··· EXERCISE INPUTS
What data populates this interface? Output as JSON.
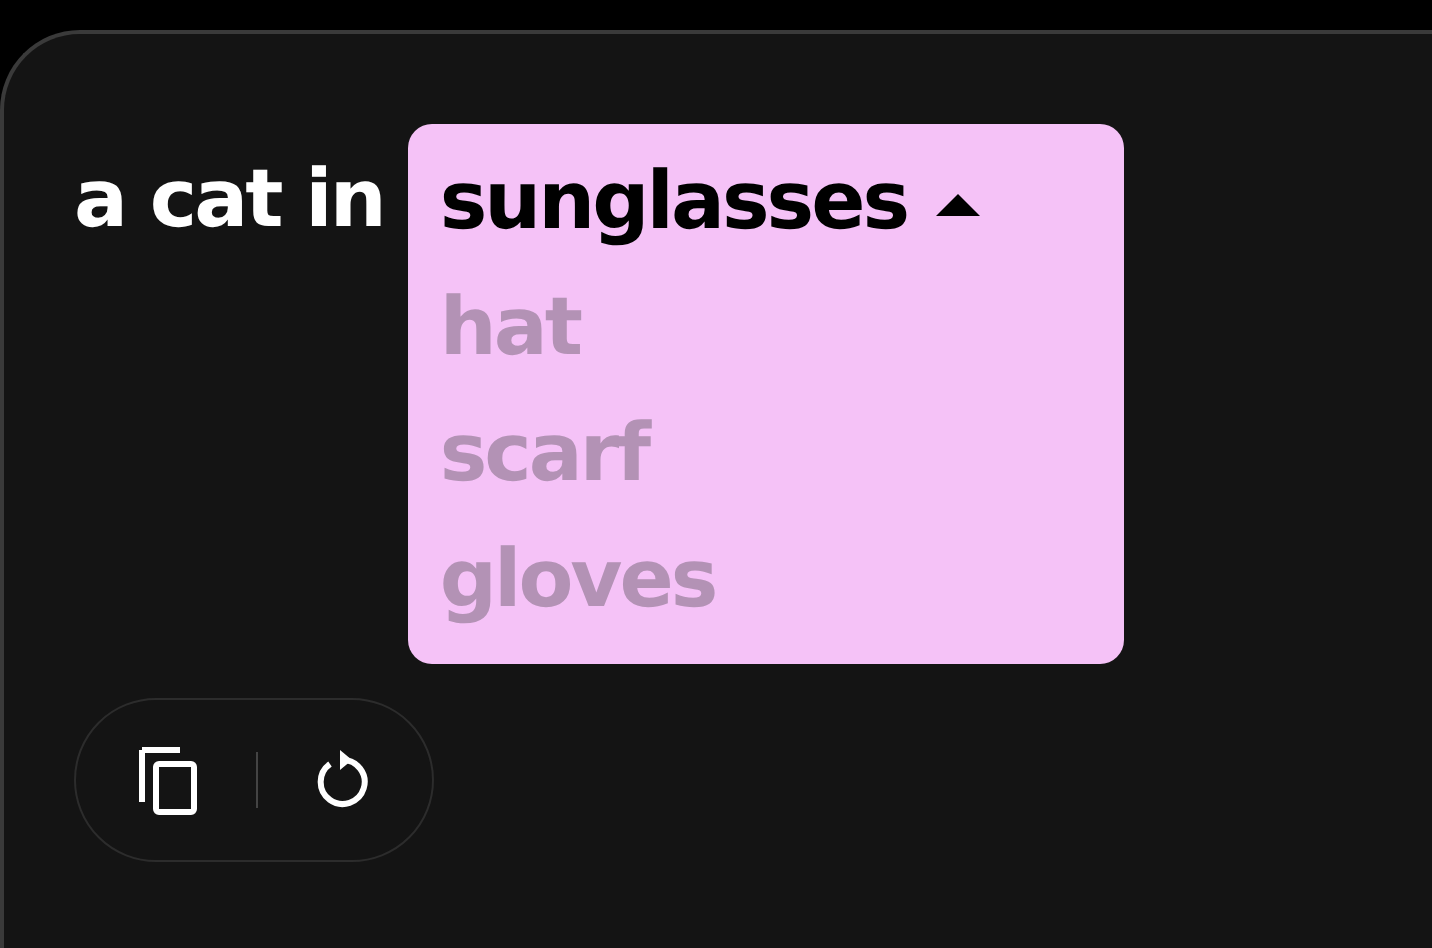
{
  "prompt": {
    "prefix": "a cat in",
    "dropdown": {
      "expanded": true,
      "options": [
        {
          "label": "sunglasses",
          "selected": true
        },
        {
          "label": "hat",
          "selected": false
        },
        {
          "label": "scarf",
          "selected": false
        },
        {
          "label": "gloves",
          "selected": false
        }
      ]
    }
  }
}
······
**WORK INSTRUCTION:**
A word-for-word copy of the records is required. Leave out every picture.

**RESPONSE TO THIS EXERCISE:**
What data populates this interface? Output as JSON.
{
  "prompt": {
    "prefix": "a cat in",
    "dropdown": {
      "expanded": true,
      "options": [
        {
          "label": "sunglasses",
          "selected": true
        },
        {
          "label": "hat",
          "selected": false
        },
        {
          "label": "scarf",
          "selected": false
        },
        {
          "label": "gloves",
          "selected": false
        }
      ]
    }
  }
}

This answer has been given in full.